30 Apr, 14 | by BMJ
Non-communicable diseases (NCDs)—such as diabetes, cardiovascular diseases, cancers, chronic obstructive pulmonary disease, and poor mental health—are major and growing public health threats for all regions of the world—rich and poor, urban and rural. Left unchecked, the impact of these conditions on the health and economies of nations, families, and individuals can become devastating.
Rightly, therefore, the public health advocacy community has raised the alarm of a coming crisis through a large number of publications and high profile meetings, such as the UN high level summit on NCDs in September 2011. In the words of Margaret Chan, director general of the World Health Organization, “We must act now with a sense of urgency.” John Seffrin, chief executive officer of the American Cancer Society, also noted about NCDs: “If we don’t intervene, that [NCDs] will be calamitous. The cumulative economic output loss over the next few years could be as much as $47 trillion.”

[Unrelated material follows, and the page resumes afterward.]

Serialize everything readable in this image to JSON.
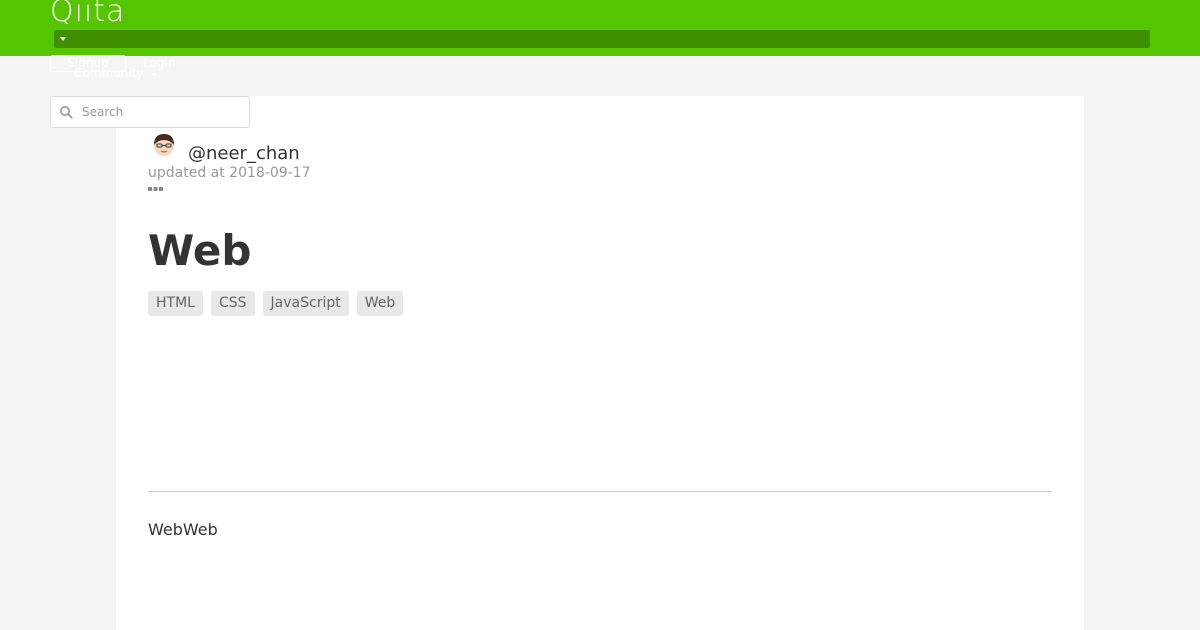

The growing momentum and passion to tackle global NCDs is encouraging and laudable. At the same time, it is important to allow facts and evidence to guide action, and not get carried away by hyperbole and the notion that we know what to do. As the famous scientist Stephen Hawking said, “The greatest enemy to knowledge is not ignorance; it is the illusion of knowledge.” In a series of blogs, I wish to share eight personal reflections about NCDs, and why I think we need to be reframing the debate on solutions to the problem of global NCDs. Here is the first:
Keep the growth of NCDs in perspective by acknowledging the incredible positive changes in life expectancy and economic wellbeing the world over—thanks to development and mechanization
It has become fashionable to blame the rise of NCDs on globalization, industrialization, and urbanization. Yes, it is undoubtedly true that the rise of NCDs has coincided with these major trends. However, we also need to start acknowledging that some major health gains have occurred, and will continue to do so, thanks to these very same processes.
A huge public health success of the past century has been the major gains in life expectancy—gains that are now occurring rapidly even in the poor countries of the world. Life expectancy in the USA moved from 49.3 years in 1900 to 77.4 in 2000 and is projected to be 81.2 in 2030. Mexico, with a life expectancy of <30 years in 1900 is almost catching up with the USA, with a life expectancy of 74.9 in 2000 and a projection of 80.1 years in 2030. Life expectancy for China was 30 in 1900, 40.8 in 1950, 65.5 in 1980, 72.0 in 2000, and is projected to be 77.4 in 2030. The figures for India are <25, 37.4, 56.6, 62.9, and 72.6, respectively. Even the least developed countries of the world have shown dramatic increases from an average life expectancy of 40.8 in 1950 to 64.1 in 2000, with this projected to reach 71.5 in 2030.
These impressive gains in life expectancy have come from processes that have led to better food production and distribution, improvements in hygiene and sanitation, and also medical innovations—notably immunization against killer diseases. Many of these advances would not have been possible without economic development, technological progress, and global cooperation. This is something we need to acknowledge before demonizing industrialization and globalization for “causing” NCDs.
The past few decades have also witnessed rapid economic growth in countries that were traditionally regarded as poor or underdeveloped. The stellar example is China, which has come out of the abject poverty rate of 85% in 1981 to 13.1% in 2008, and now has a massive middle class and urban population. The economies of poor countries have grown widely, from India to Bangladesh, from South Africa to Botswana, and Brazil to Peru. In fact, several organizations project a massive shift in the global economy to emerging economies, and the International Monetary Fund forecasts that by 2030 five of the top 10 largest economies will be countries that have traditionally been regarded as poor and developing (namely China, India, Brazil, Indonesia, and Mexico). The impact of this global trend is that the size of the world’s middle class and urban populations will rise dramatically, and the numbers afflicted by poverty will drop substantially. These are reasons for celebration.
Yes, global NCDs have become a major problem and will continue to grow, and it is true that we need to act to contain them. At the same time, it is important to frame the debate not as globalization and development causing NCDs, but by acknowledging that globalization and development have fought and continue to help us fight dreaded poverty, undernutrition, and infectious diseases, liberating billions of people from hunger and inhuman living conditions. True, this comes with a price—that of the growth of NCDs. But the solutions to NCDs will likely be counterintuitive and may well reside within the innovative capacity of technology, industrialization, urbanization, agricultural reform, and more globalization, not less. It is a matter of creatively connecting the global health and global development agenda through realistic and pragmatic policy. Perhaps, it’s time to merge the World Health Organization and the World Economic Forum.
K M Venkat Narayan is Ruth and O.C. Hubert professor of global health and professor of epidemiology and medicine at Emory University Atlanta. He is a product of three continents, having lived and worked in India, United Arab Emirates, United Kingdom, and United States of America.